The business economy is...let's say, "wheezy," but in the realm of local arts, we are currently reaping the benefits of various economic stimuli. Critical Mass Creative Stimulus
, the new exhibition at the Regional Arts Commission (6128 Delmar Boulevard; 314-863-5811 or www.art-stl.com
), features installations by the four recipients of the inaugural Economic Stimulus Project, a financial jump-start for promising artists bequeathed by Critical Mass for the Visual Arts. Martin Brief, Cameron Fuller, Robert Goetz and Asma Kazmi are names you may recognize if you frequent the galleries. If you're not familiar, now's the time to acquaint yourself with their art. Each of the four works, in their own unique visual language, articulate ideas of social commentary, pop-culture whimsy, fairy-tale mysticism and elegant expressions of beauty. And unlike stock market gains, a thing of beauty is a joy forever. Fuller's installation, From the Collection of the Institute
, a museumlike diorama featuring a taxidermied coyote standing in fake snow against a hand-painted map of the constellations, is upsettingly beautiful. It recalls a half-forgotten fable and edges nervously toward mankind's tendency to still living things in the pursuit of "understanding." Critical Mass Creative Stimulus

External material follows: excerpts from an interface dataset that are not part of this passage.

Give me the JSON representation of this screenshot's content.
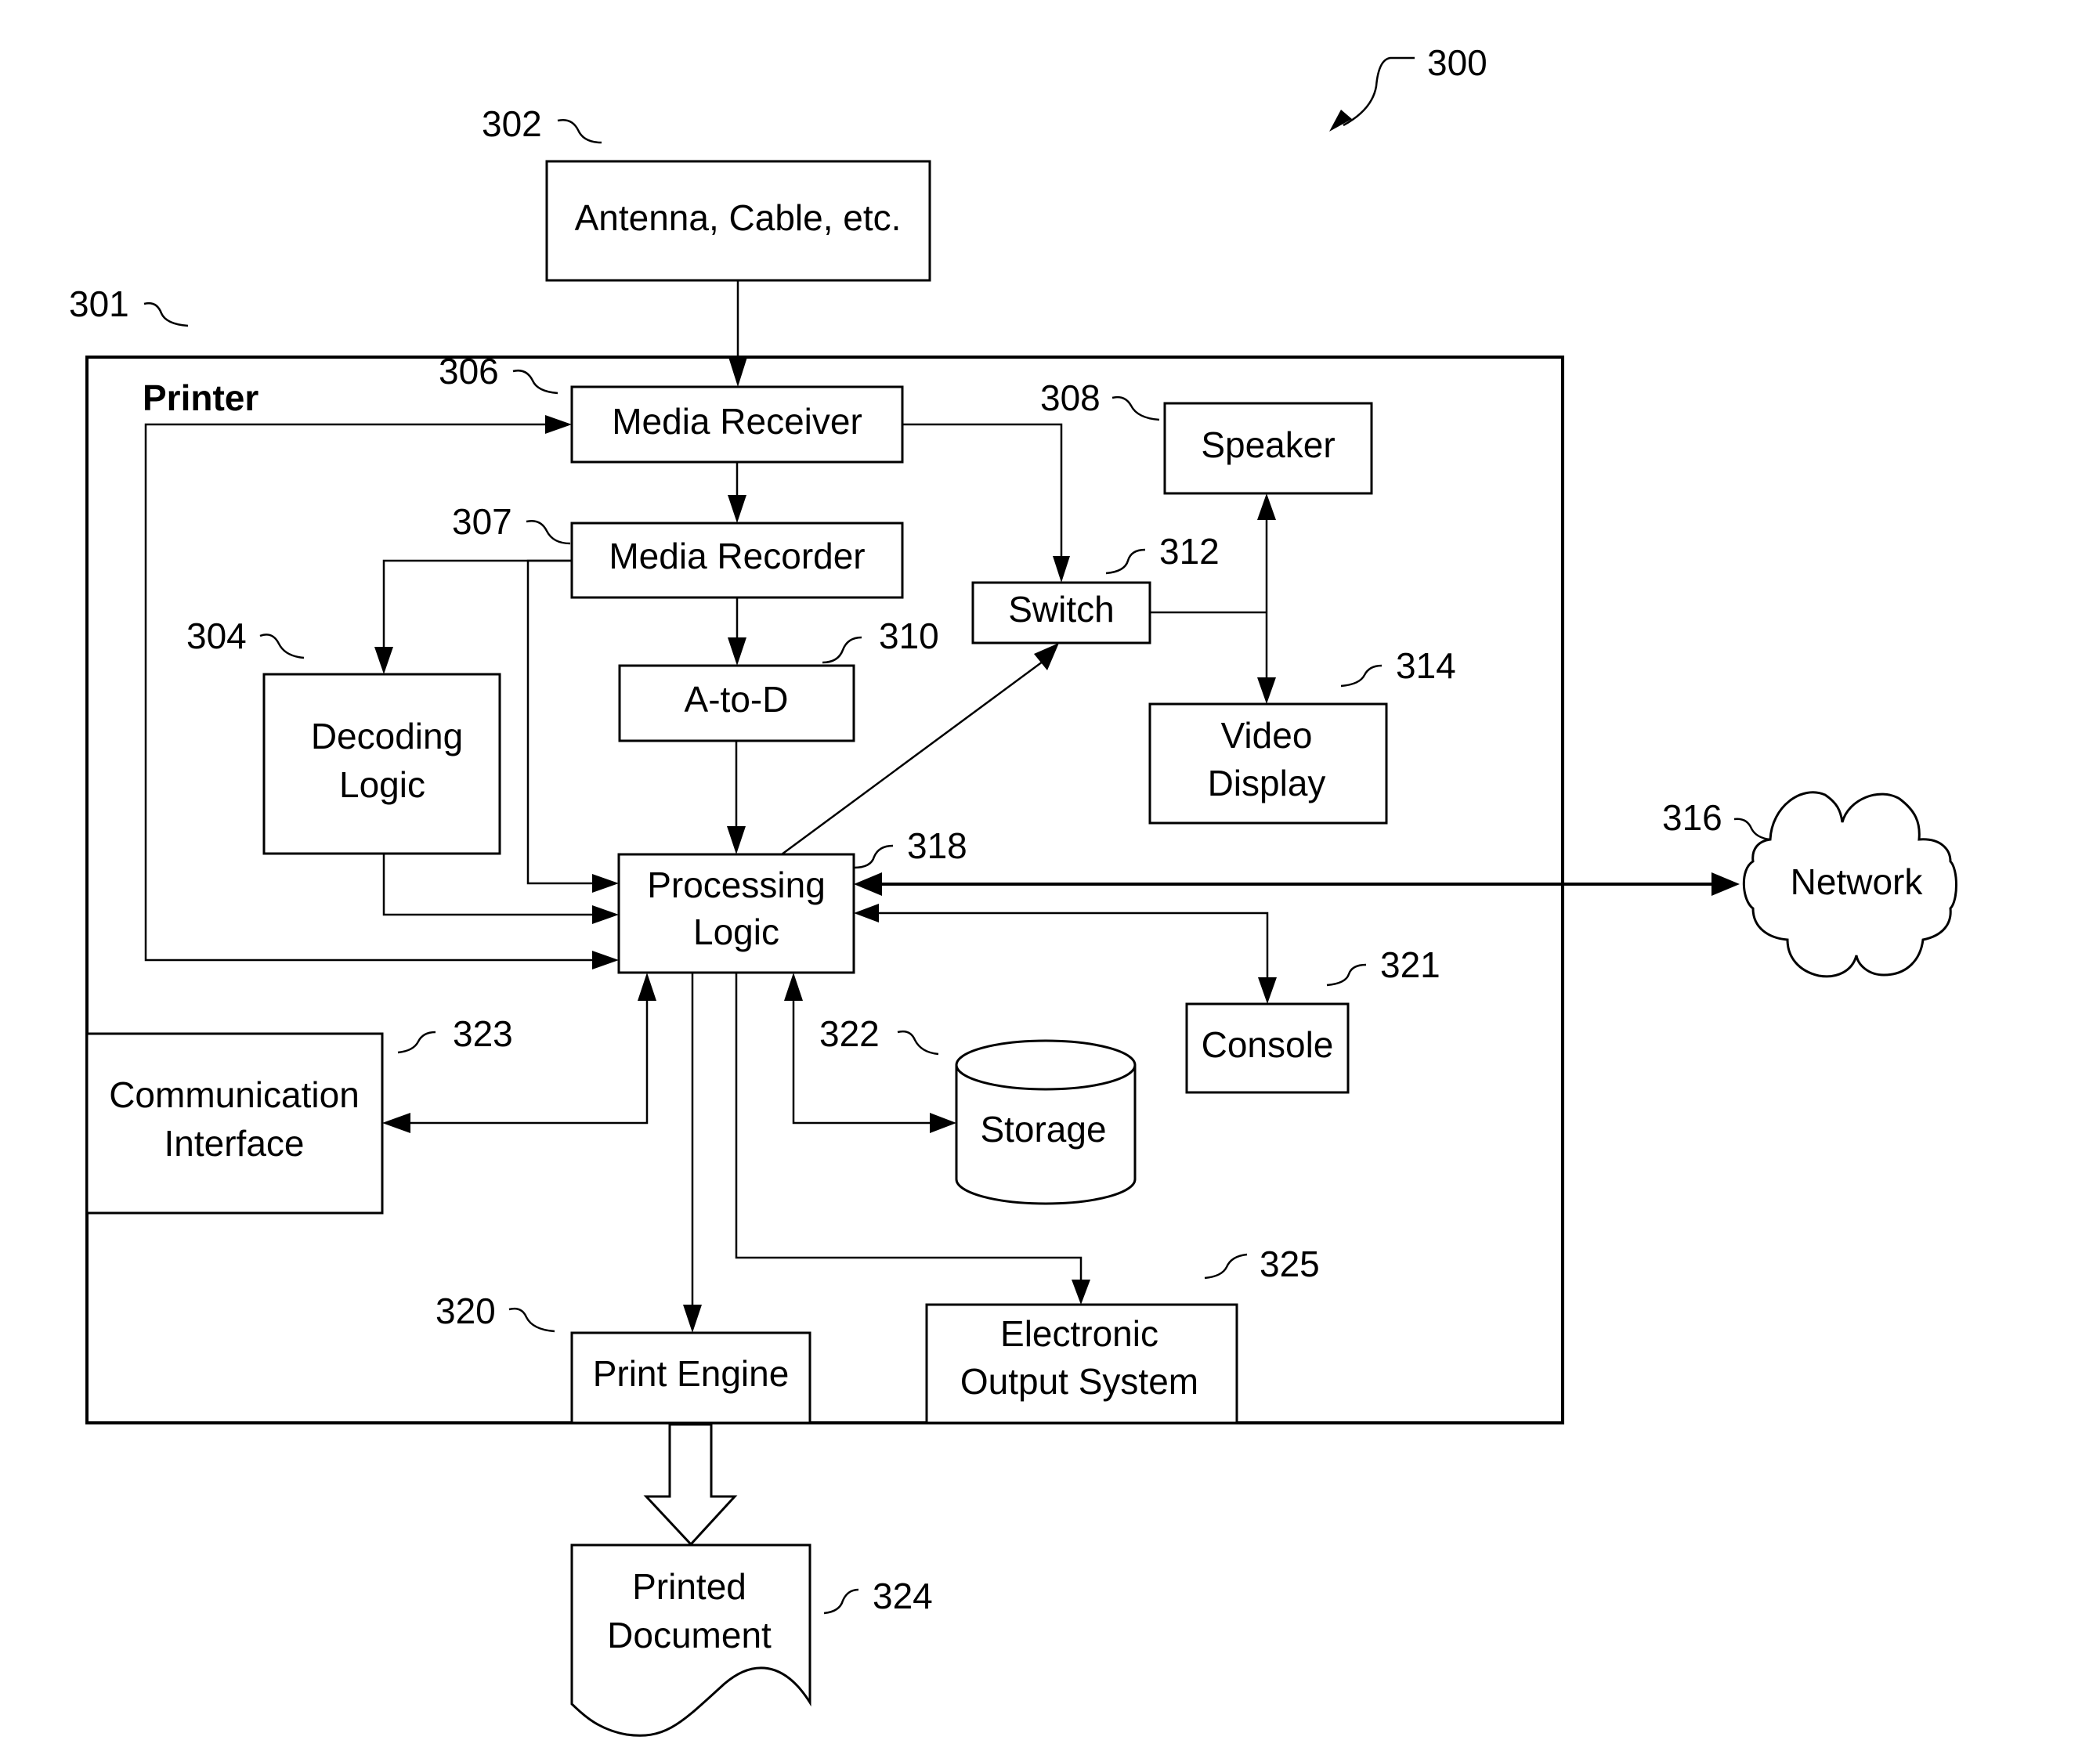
{
  "figure": {
    "reference": "300",
    "system_reference": "301",
    "container_title": "Printer"
  },
  "blocks": {
    "antenna": {
      "ref": "302",
      "label": "Antenna, Cable, etc."
    },
    "decoding_logic": {
      "ref": "304",
      "label_line1": "Decoding",
      "label_line2": "Logic"
    },
    "media_receiver": {
      "ref": "306",
      "label": "Media Receiver"
    },
    "media_recorder": {
      "ref": "307",
      "label": "Media Recorder"
    },
    "speaker": {
      "ref": "308",
      "label": "Speaker"
    },
    "a_to_d": {
      "ref": "310",
      "label": "A-to-D"
    },
    "switch": {
      "ref": "312",
      "label": "Switch"
    },
    "video_display": {
      "ref": "314",
      "label_line1": "Video",
      "label_line2": "Display"
    },
    "network": {
      "ref": "316",
      "label": "Network"
    },
    "processing_logic": {
      "ref": "318",
      "label_line1": "Processing",
      "label_line2": "Logic"
    },
    "print_engine": {
      "ref": "320",
      "label": "Print Engine"
    },
    "console": {
      "ref": "321",
      "label": "Console"
    },
    "storage": {
      "ref": "322",
      "label": "Storage"
    },
    "communication_interface": {
      "ref": "323",
      "label_line1": "Communication",
      "label_line2": "Interface"
    },
    "printed_document": {
      "ref": "324",
      "label_line1": "Printed",
      "label_line2": "Document"
    },
    "electronic_output": {
      "ref": "325",
      "label_line1": "Electronic",
      "label_line2": "Output System"
    }
  },
  "connections": [
    {
      "from": "Antenna, Cable, etc.",
      "to": "Media Receiver",
      "direction": "one-way"
    },
    {
      "from": "Media Receiver",
      "to": "Media Recorder",
      "direction": "one-way"
    },
    {
      "from": "Media Receiver",
      "to": "Switch",
      "direction": "one-way"
    },
    {
      "from": "Media Recorder",
      "to": "Decoding Logic",
      "direction": "one-way"
    },
    {
      "from": "Media Recorder",
      "to": "A-to-D",
      "direction": "one-way"
    },
    {
      "from": "Media Recorder",
      "to": "Processing Logic",
      "direction": "one-way"
    },
    {
      "from": "A-to-D",
      "to": "Processing Logic",
      "direction": "one-way"
    },
    {
      "from": "Decoding Logic",
      "to": "Processing Logic",
      "direction": "one-way"
    },
    {
      "from": "Media Receiver",
      "to": "Processing Logic",
      "direction": "loop"
    },
    {
      "from": "Processing Logic",
      "to": "Switch",
      "direction": "one-way"
    },
    {
      "from": "Switch",
      "to": "Speaker",
      "direction": "one-way"
    },
    {
      "from": "Switch",
      "to": "Video Display",
      "direction": "one-way"
    },
    {
      "from": "Processing Logic",
      "to": "Network",
      "direction": "two-way"
    },
    {
      "from": "Processing Logic",
      "to": "Console",
      "direction": "two-way"
    },
    {
      "from": "Processing Logic",
      "to": "Storage",
      "direction": "two-way"
    },
    {
      "from": "Processing Logic",
      "to": "Communication Interface",
      "direction": "two-way"
    },
    {
      "from": "Processing Logic",
      "to": "Print Engine",
      "direction": "one-way"
    },
    {
      "from": "Processing Logic",
      "to": "Electronic Output System",
      "direction": "one-way"
    },
    {
      "from": "Print Engine",
      "to": "Printed Document",
      "direction": "one-way"
    }
  ]
}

opens with a free public reception from 5:30 to 7:30 p.m. Friday, January 15, at the Regional Arts Commission. The show remains up through Sunday, February 28, and the gallery is open daily.
Jan. 15-Feb. 28, 2010